From start to end of the material below, restate each line exactly.

• PROVIDED RECORDS:
*** Begin section ***

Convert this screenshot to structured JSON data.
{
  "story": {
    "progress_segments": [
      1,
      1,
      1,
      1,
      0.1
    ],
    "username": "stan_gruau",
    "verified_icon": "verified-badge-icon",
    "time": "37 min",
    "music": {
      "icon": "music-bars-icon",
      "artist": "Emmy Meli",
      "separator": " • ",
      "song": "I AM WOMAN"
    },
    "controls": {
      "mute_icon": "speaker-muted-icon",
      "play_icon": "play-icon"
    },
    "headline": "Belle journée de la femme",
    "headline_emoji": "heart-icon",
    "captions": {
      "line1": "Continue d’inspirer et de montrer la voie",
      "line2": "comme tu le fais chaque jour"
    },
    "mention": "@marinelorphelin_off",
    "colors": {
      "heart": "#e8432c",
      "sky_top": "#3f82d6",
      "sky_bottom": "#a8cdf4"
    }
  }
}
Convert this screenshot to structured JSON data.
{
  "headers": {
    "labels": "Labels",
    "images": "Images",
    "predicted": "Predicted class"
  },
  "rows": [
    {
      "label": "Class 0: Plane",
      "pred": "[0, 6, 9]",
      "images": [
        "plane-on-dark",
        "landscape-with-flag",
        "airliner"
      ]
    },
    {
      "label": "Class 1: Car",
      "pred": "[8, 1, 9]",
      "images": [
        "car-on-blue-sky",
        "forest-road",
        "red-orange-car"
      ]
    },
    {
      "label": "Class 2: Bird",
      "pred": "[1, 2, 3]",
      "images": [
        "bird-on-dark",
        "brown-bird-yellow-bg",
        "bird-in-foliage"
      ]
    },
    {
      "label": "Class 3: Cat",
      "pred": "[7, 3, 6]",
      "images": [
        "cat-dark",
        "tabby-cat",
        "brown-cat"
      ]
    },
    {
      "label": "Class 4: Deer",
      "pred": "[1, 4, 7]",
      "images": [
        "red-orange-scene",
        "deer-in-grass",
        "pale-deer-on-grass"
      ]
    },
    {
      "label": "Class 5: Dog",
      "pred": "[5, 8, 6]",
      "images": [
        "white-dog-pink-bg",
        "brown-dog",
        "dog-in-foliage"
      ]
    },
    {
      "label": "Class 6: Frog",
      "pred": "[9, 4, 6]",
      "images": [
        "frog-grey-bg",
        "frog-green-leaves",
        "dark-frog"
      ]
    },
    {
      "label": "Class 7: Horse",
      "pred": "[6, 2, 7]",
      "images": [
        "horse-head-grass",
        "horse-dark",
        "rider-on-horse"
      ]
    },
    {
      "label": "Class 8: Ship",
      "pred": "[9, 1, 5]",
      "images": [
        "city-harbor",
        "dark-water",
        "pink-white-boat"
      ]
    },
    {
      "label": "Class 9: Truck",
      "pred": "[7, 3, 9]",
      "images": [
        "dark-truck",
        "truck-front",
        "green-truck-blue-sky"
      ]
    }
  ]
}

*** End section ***

• OUTPUT BELOW:
Convert this screenshot to structured JSON data.
{
  "story": {
    "progress_segments": [
      1,
      1,
      1,
      1,
      0.1
    ],
    "username": "stan_gruau",
    "verified_icon": "verified-badge-icon",
    "time": "37 min",
    "music": {
      "icon": "music-bars-icon",
      "artist": "Emmy Meli",
      "separator": " • ",
      "song": "I AM WOMAN"
    },
    "controls": {
      "mute_icon": "speaker-muted-icon",
      "play_icon": "play-icon"
    },
    "headline": "Belle journée de la femme",
    "headline_emoji": "heart-icon",
    "captions": {
      "line1": "Continue d’inspirer et de montrer la voie",
      "line2": "comme tu le fais chaque jour"
    },
    "mention": "@marinelorphelin_off",
    "colors": {
      "heart": "#e8432c",
      "sky_top": "#3f82d6",
      "sky_bottom": "#a8cdf4"
    }
  }
}
Convert this screenshot to structured JSON data.
{
  "headers": {
    "labels": "Labels",
    "images": "Images",
    "predicted": "Predicted class"
  },
  "rows": [
    {
      "label": "Class 0: Plane",
      "pred": "[0, 6, 9]",
      "images": [
        "plane-on-dark",
        "landscape-with-flag",
        "airliner"
      ]
    },
    {
      "label": "Class 1: Car",
      "pred": "[8, 1, 9]",
      "images": [
        "car-on-blue-sky",
        "forest-road",
        "red-orange-car"
      ]
    },
    {
      "label": "Class 2: Bird",
      "pred": "[1, 2, 3]",
      "images": [
        "bird-on-dark",
        "brown-bird-yellow-bg",
        "bird-in-foliage"
      ]
    },
    {
      "label": "Class 3: Cat",
      "pred": "[7, 3, 6]",
      "images": [
        "cat-dark",
        "tabby-cat",
        "brown-cat"
      ]
    },
    {
      "label": "Class 4: Deer",
      "pred": "[1, 4, 7]",
      "images": [
        "red-orange-scene",
        "deer-in-grass",
        "pale-deer-on-grass"
      ]
    },
    {
      "label": "Class 5: Dog",
      "pred": "[5, 8, 6]",
      "images": [
        "white-dog-pink-bg",
        "brown-dog",
        "dog-in-foliage"
      ]
    },
    {
      "label": "Class 6: Frog",
      "pred": "[9, 4, 6]",
      "images": [
        "frog-grey-bg",
        "frog-green-leaves",
        "dark-frog"
      ]
    },
    {
      "label": "Class 7: Horse",
      "pred": "[6, 2, 7]",
      "images": [
        "horse-head-grass",
        "horse-dark",
        "rider-on-horse"
      ]
    },
    {
      "label": "Class 8: Ship",
      "pred": "[9, 1, 5]",
      "images": [
        "city-harbor",
        "dark-water",
        "pink-white-boat"
      ]
    },
    {
      "label": "Class 9: Truck",
      "pred": "[7, 3, 9]",
      "images": [
        "dark-truck",
        "truck-front",
        "green-truck-blue-sky"
      ]
    }
  ]
}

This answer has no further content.